Like any other kind of programming, the creation of a smart contract typically starts off with specifying requirements. Once these requirements have been created, the smart contract can be programmed by a developer. This can be done from scratch, although increasingly, organizations that use blockchain for business provide templates, web interfaces, and other online tools to simplify structuring smart contracts.
Decentralized Applications ("Dapps") are applications built on the open-source, peer-to-peer networks of Ethereum-compatible blockchains. Dapps use smart contracts and front-end user interfaces to create decentralized applications. Developing a Dapp, like any other app, requires programming and executing code on the system. Solidity is currently the most common language for writing Ethereum smart contracts.
What is Solidity?
Solidity is an object-oriented programming language for constructing and designing smart contracts on blockchain platforms.
It's used to create smart contracts that implement business logic and generate a series of transaction records on the blockchain. It acts as a tool for creating machine-level code and compiling it on the Ethereum Virtual Machine, which provides a runtime environment for Ethereum smart contracts.
- Like other programming languages, Solidity programming also has variables, functions, classes, arithmetic operations, string manipulation, and many other concepts.
Tools for creating a smart contract
Ethereum development environments like Hardhat make it easier to work with smart contracts and Ethereum nodes. Hardhat is a development environment that helps developers compile, deploy, debug, and test their Ethereum applications. Hardhat has many plugins, which further increases its functionality.

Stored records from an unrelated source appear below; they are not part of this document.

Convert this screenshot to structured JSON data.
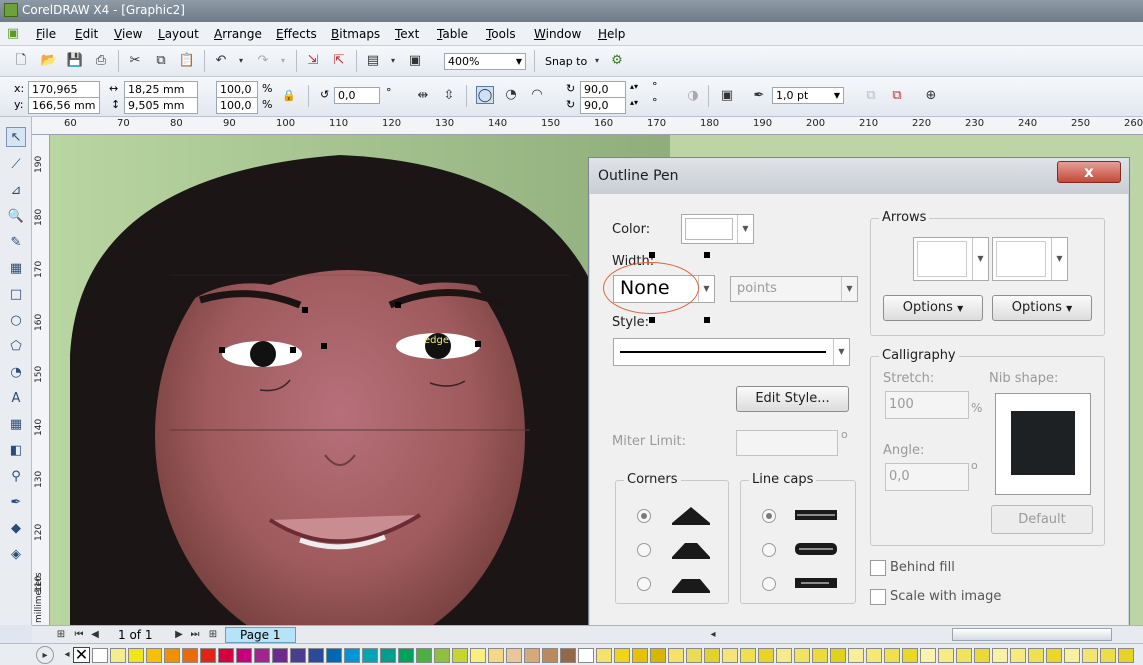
{
  "window": {
    "title": "CorelDRAW X4 - [Graphic2]"
  },
  "menu": [
    {
      "label": "File",
      "key": "F",
      "rest": "ile"
    },
    {
      "label": "Edit",
      "key": "E",
      "rest": "dit"
    },
    {
      "label": "View",
      "key": "V",
      "rest": "iew"
    },
    {
      "label": "Layout",
      "key": "L",
      "rest": "ayout"
    },
    {
      "label": "Arrange",
      "key": "A",
      "rest": "rrange"
    },
    {
      "label": "Effects",
      "key": "E",
      "rest": "ffects"
    },
    {
      "label": "Bitmaps",
      "key": "B",
      "rest": "itmaps"
    },
    {
      "label": "Text",
      "key": "T",
      "rest": "ext"
    },
    {
      "label": "Table",
      "key": "T",
      "rest": "able"
    },
    {
      "label": "Tools",
      "key": "T",
      "rest": "ools"
    },
    {
      "label": "Window",
      "key": "W",
      "rest": "indow"
    },
    {
      "label": "Help",
      "key": "H",
      "rest": "elp"
    }
  ],
  "toolbar": {
    "zoom": "400%",
    "snap_to": "Snap to"
  },
  "property_bar": {
    "x_label": "x:",
    "x": "170,965 mm",
    "y_label": "y:",
    "y": "166,56 mm",
    "width": "18,25 mm",
    "height": "9,505 mm",
    "scale_x": "100,0",
    "scale_y": "100,0",
    "percent": "%",
    "rotation": "0,0",
    "degree": "°",
    "skew_x": "90,0",
    "skew_y": "90,0",
    "outline_width": "1,0 pt"
  },
  "ruler": {
    "h_ticks": [
      "60",
      "70",
      "80",
      "90",
      "100",
      "110",
      "120",
      "130",
      "140",
      "150",
      "160",
      "170",
      "180",
      "190",
      "200",
      "210",
      "220",
      "230",
      "240",
      "250",
      "260"
    ],
    "v_ticks": [
      "190",
      "180",
      "170",
      "160",
      "150",
      "140",
      "130",
      "120",
      "110"
    ],
    "unit": "millimeters"
  },
  "canvas": {
    "label": "edge"
  },
  "status": {
    "page_count": "1 of 1",
    "page_tab": "Page 1"
  },
  "dialog": {
    "title": "Outline Pen",
    "close": "x",
    "color_label": "Color:",
    "width_label": "Width:",
    "width_value": "None",
    "units_value": "points",
    "style_label": "Style:",
    "edit_style": "Edit Style...",
    "miter_label": "Miter Limit:",
    "miter_deg": "o",
    "corners_title": "Corners",
    "linecaps_title": "Line caps",
    "arrows_title": "Arrows",
    "options_left": "Options",
    "options_right": "Options",
    "calligraphy_title": "Calligraphy",
    "stretch_label": "Stretch:",
    "stretch_value": "100",
    "stretch_unit": "%",
    "nib_label": "Nib shape:",
    "angle_label": "Angle:",
    "angle_value": "0,0",
    "angle_deg": "o",
    "default_button": "Default",
    "behind_fill": "Behind fill",
    "scale_with_image": "Scale with image"
  },
  "palette_colors": [
    "#ffffff",
    "#f4ee8a",
    "#f1e51d",
    "#f6c100",
    "#f29100",
    "#ea6a0c",
    "#e2231a",
    "#d7003f",
    "#c4007a",
    "#a1268c",
    "#6f2a8e",
    "#4c3c92",
    "#2c4a9b",
    "#0068b4",
    "#0095d8",
    "#00a6b8",
    "#009e8f",
    "#00a35a",
    "#4cae43",
    "#8fc040",
    "#c8d52e",
    "#fbf07e",
    "#f5d982",
    "#e9c79a",
    "#d6a97a",
    "#b98a5d",
    "#94694a",
    "#ffffff",
    "#f6e26b",
    "#f1d31a",
    "#e5c300",
    "#d9b600",
    "#f6e26b",
    "#eadc55",
    "#e0d32e",
    "#f4e47a",
    "#f0df4f",
    "#e8d429",
    "#f6ea8a",
    "#f2e462",
    "#ecdb39",
    "#e3d21c",
    "#f7ee99",
    "#f4e974",
    "#efe14c",
    "#e8d827",
    "#faf3b0",
    "#f6ec86",
    "#f1e35e",
    "#ebda36",
    "#f9f1a4",
    "#f5ea7b",
    "#f0e153",
    "#e9d72c",
    "#f8f0a0",
    "#f3e670",
    "#eedd48",
    "#e6d325"
  ]
}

Unlock Protocol has created a Hardhat library that speeds development using the protocol.